‘The idea that the US can manage China is failing and America, including its allies like Australia, must confront the realities of dealing with Beijing,’ says John Lee.
Beijing’s behaviour has been partially tempered by its participation in a US led system, but it often behaves as a subversive participant within this order and these actions should not be ignored.
‘The current approach assumes that Chinese longer-term interests and ambitions can be moulded according to the circumstances of China’s rise.’
Whilst encouraging China to become a ‘responsible stakeholder’ has been useful in managing some aspects of China’s rise, it has failed to fundamentally alter China’s long term objectives.
China’s future ambition still remains in building its ‘comprehensive national power’ at the expense of America and its allies and partners. Chinese leaders and strategists believe that becoming the ‘preponderant power in Asia’ will require the substantial diminution, if not outright elimination, of the American presence.
‘The US must recognise that differing regional objectives, material interests, and political values prevent the existence of genuine US-China strategic cooperation—at least in the foreseeable future.’
Washington, and its allies such as Canberra, need to help strengthen the incentives for peace and simultaneously develop a strategic framework for competing effectively with China. Paradoxically, recognising the reality of competition increases the chances that the ongoing contest for influence can remain bounded, manageable and ultimately peaceful.
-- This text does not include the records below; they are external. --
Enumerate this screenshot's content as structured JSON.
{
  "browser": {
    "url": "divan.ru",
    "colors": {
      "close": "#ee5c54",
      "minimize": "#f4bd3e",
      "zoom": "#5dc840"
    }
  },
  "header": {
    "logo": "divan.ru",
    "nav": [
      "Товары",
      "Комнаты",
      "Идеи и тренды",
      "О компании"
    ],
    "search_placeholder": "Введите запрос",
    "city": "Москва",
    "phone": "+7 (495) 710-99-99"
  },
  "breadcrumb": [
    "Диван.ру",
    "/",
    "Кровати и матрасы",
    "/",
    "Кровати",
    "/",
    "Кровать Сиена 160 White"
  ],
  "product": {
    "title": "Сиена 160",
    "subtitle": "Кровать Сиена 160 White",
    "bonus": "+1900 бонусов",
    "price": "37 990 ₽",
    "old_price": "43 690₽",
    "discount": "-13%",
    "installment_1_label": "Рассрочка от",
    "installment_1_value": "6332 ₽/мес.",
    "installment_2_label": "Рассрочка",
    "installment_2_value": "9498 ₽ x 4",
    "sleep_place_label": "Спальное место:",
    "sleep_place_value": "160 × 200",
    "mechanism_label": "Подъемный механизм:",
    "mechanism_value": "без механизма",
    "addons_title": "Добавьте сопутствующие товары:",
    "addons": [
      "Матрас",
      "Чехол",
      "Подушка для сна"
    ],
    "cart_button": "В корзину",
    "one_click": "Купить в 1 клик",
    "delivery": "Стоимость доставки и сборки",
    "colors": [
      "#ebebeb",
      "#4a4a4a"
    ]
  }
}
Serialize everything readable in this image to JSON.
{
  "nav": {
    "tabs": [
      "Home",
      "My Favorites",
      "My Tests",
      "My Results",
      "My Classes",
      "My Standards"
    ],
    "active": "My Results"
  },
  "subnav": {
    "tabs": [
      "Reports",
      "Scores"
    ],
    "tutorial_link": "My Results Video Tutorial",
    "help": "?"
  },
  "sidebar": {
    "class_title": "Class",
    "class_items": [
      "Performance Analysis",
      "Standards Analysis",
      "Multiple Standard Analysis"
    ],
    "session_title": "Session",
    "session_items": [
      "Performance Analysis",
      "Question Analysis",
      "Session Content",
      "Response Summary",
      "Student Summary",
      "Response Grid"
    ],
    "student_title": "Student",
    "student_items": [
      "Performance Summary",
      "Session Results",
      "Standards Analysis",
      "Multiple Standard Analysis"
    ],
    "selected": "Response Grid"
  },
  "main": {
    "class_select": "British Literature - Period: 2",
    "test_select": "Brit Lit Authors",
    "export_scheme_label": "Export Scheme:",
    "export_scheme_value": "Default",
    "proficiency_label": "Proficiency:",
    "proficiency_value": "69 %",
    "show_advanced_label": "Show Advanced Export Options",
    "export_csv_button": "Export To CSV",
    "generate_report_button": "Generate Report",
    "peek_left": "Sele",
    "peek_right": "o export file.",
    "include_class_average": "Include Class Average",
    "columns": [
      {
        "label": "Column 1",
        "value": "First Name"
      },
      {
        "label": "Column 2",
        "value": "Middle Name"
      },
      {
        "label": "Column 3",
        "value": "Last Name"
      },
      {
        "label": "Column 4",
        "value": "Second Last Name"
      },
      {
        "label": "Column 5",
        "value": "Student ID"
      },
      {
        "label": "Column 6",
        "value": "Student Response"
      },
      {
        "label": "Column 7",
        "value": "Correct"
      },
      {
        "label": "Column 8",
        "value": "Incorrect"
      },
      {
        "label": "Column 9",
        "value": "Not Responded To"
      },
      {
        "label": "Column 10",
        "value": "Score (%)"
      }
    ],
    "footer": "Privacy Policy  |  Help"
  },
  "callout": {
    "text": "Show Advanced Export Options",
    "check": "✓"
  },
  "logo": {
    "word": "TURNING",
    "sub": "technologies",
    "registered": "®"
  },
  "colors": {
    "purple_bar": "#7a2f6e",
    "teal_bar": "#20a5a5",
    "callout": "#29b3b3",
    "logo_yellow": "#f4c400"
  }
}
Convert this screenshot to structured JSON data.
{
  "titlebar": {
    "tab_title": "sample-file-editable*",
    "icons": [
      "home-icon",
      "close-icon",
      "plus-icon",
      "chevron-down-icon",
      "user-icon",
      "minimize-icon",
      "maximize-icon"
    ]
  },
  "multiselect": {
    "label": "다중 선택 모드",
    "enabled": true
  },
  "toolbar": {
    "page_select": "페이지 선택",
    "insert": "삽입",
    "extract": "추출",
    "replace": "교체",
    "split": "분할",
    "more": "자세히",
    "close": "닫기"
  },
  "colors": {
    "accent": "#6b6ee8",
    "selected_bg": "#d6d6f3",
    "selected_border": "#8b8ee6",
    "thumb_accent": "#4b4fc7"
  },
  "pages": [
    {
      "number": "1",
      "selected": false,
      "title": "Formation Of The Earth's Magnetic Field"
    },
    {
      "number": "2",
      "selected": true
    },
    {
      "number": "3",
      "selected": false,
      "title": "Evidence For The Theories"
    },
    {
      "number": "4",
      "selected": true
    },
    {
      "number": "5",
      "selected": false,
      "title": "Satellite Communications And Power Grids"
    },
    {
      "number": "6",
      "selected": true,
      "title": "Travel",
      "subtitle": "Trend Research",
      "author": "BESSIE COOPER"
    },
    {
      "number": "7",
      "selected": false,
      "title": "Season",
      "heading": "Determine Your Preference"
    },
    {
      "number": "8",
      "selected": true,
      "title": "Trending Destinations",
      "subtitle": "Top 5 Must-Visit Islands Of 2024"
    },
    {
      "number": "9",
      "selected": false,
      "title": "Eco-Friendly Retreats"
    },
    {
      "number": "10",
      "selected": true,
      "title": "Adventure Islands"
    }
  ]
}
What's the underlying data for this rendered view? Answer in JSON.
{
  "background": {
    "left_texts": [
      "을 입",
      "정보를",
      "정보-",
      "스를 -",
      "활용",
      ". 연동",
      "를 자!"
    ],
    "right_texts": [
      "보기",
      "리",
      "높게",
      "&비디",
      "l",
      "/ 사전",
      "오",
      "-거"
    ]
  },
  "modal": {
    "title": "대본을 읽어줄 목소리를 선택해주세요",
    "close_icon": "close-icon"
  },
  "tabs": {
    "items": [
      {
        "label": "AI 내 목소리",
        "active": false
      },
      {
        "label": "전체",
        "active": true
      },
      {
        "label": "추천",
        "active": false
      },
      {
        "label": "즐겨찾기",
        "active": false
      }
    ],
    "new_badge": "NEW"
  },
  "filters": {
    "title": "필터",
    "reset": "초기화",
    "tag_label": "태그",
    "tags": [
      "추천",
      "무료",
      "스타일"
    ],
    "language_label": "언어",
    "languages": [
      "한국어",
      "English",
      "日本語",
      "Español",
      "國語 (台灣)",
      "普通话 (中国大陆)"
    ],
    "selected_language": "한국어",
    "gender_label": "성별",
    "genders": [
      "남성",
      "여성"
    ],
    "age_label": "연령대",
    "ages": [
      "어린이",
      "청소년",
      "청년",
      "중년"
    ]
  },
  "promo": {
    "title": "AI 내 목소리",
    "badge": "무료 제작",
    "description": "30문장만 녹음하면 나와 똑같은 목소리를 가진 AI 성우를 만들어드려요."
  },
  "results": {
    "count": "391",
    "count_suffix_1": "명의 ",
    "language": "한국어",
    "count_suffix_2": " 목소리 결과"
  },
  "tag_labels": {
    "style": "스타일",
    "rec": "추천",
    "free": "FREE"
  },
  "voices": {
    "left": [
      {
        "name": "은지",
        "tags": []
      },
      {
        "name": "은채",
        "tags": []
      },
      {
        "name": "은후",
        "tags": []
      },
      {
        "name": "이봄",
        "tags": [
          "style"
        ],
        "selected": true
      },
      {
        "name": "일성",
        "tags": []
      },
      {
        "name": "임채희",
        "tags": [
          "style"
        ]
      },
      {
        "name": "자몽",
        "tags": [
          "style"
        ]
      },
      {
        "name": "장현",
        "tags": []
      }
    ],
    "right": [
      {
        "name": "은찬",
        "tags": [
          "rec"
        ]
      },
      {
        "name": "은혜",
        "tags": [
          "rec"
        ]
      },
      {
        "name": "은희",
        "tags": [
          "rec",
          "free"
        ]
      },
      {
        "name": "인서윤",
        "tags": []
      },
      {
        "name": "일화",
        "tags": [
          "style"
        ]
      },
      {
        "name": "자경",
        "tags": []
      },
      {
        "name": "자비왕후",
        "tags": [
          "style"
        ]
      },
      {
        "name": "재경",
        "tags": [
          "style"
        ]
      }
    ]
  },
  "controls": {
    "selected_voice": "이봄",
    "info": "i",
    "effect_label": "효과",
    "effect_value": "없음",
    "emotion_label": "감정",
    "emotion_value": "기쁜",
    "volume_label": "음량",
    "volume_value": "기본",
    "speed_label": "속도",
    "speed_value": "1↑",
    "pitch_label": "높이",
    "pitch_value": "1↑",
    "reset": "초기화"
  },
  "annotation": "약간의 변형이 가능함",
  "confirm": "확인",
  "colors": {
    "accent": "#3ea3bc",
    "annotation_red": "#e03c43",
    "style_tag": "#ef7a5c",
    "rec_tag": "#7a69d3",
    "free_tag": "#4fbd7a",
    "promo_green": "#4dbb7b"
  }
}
‘Canberra must work with Washington to maintain peaceful co-operation yet at the same time accept that there will continue to be areas of competition with China.’